  • Always great to outline the payment structure for the client so they understand how the process works
  • Be nice, comforting and calming
  • Ask them to guide you through the scenario
  • Ask them follow up questions, they won’t always tell you everything on the first round!
  • Recap, continue to ask them if there is anything else they would like to disclose
  • Finalise with a nice gesture, and explain the next steps

What NOT to Do in a Client Interview Competition

  • Be domineering or condescending
  • Force information
  • Regurgitate legal jargon or terms you have read in a law textbook, they are a client with presumably no legal knowledge, they don’t know what nemo dat is
  • Remember, you are a legal practitioner you need to stay impartial! The client may hate the law but you should not agree with this, you an officer of the law and staying objective is key!

The above was discussed and then came time for the verdict.

The winner…of the client interview grand final…is…GEELONG!

Claps and calls of applause filled the auditorium, a great victory by the Geelong team and the utmost sportsmanship demonstrated by the Burwood team.

In the words of the judges, “Well, we pretty much had the same score for both and there was only a point or so difference. Both teams should be extremely proud, it was a fantastic display of the calibre of the Deakin cohort. Congratulations to both teams.”

And that was that. Another client interview competition was over! What was witnessed on that night was nothing short of a great, supportive and fun atmosphere. Both teams performed fantastically even though, for some, it was their first time. The DLSS strives to ensure that every student has the opportunity to compete, become involved and understand how each competition works without feeling overwhelmed. We are here to make sure that nights like this continue to happen throughout the academic year, and students are given the best chance to fulfil their potential.

If reading this account of the magnificent competition made you interested

So, reading this account I presume you are jealous you couldn’t make it to the ‘arena’, or, you wish you had a chance at taking centre stage for another DLSS event! Do not fear, there is still time to compete this year!

Make sure to follow us on Facebook, and keep up to date with how you can become involved with the competition scene, a fantastic way to sharpen your lawyer skills, meet new people and polish that resume!

A big thank you to all involved; Clayton Utz for sponsoring and hosting this year’s event, the Competitions Teams for organising the entire competition, the competitors for putting on a great show and those who came and supported.

Last but not least, a big thank you to all the heat competitors also. The competitions team wholeheartedly agreed that the competition this year was nothing short of fierce and engaging. We are so excited to see you all at the next competition heats!

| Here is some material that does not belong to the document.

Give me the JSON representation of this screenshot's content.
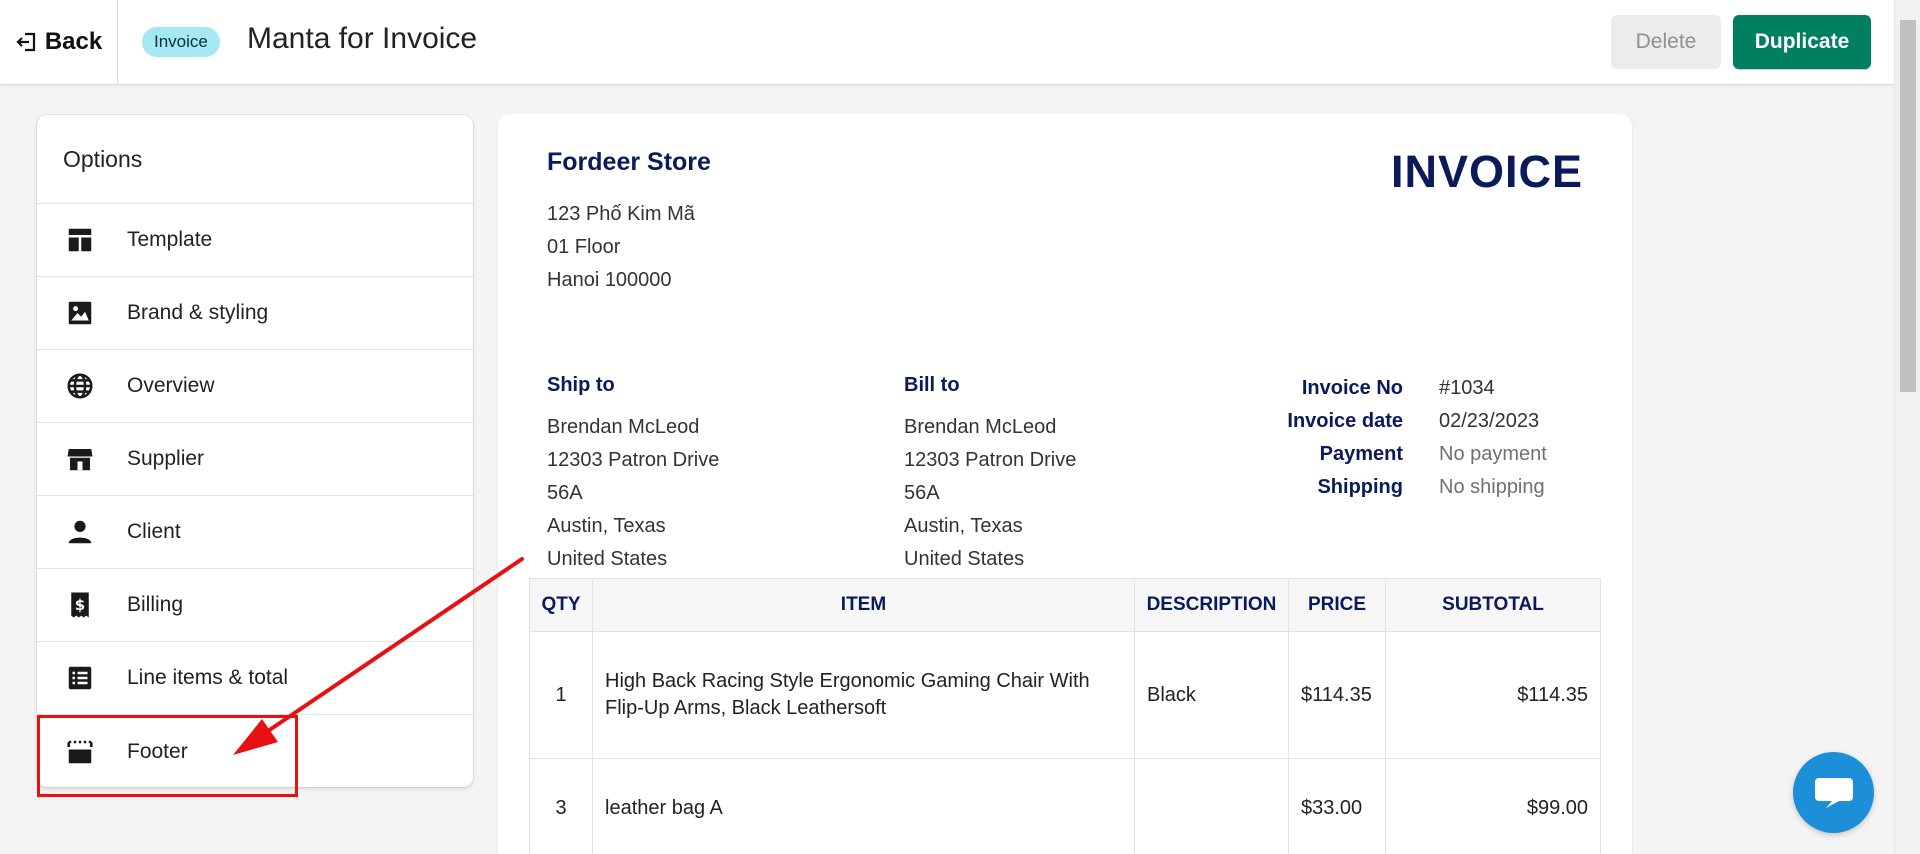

On behalf of the DLSS, we look forward to the next battle and hope to see you there!

Written by:

Beau Arnfield

Competitions Officer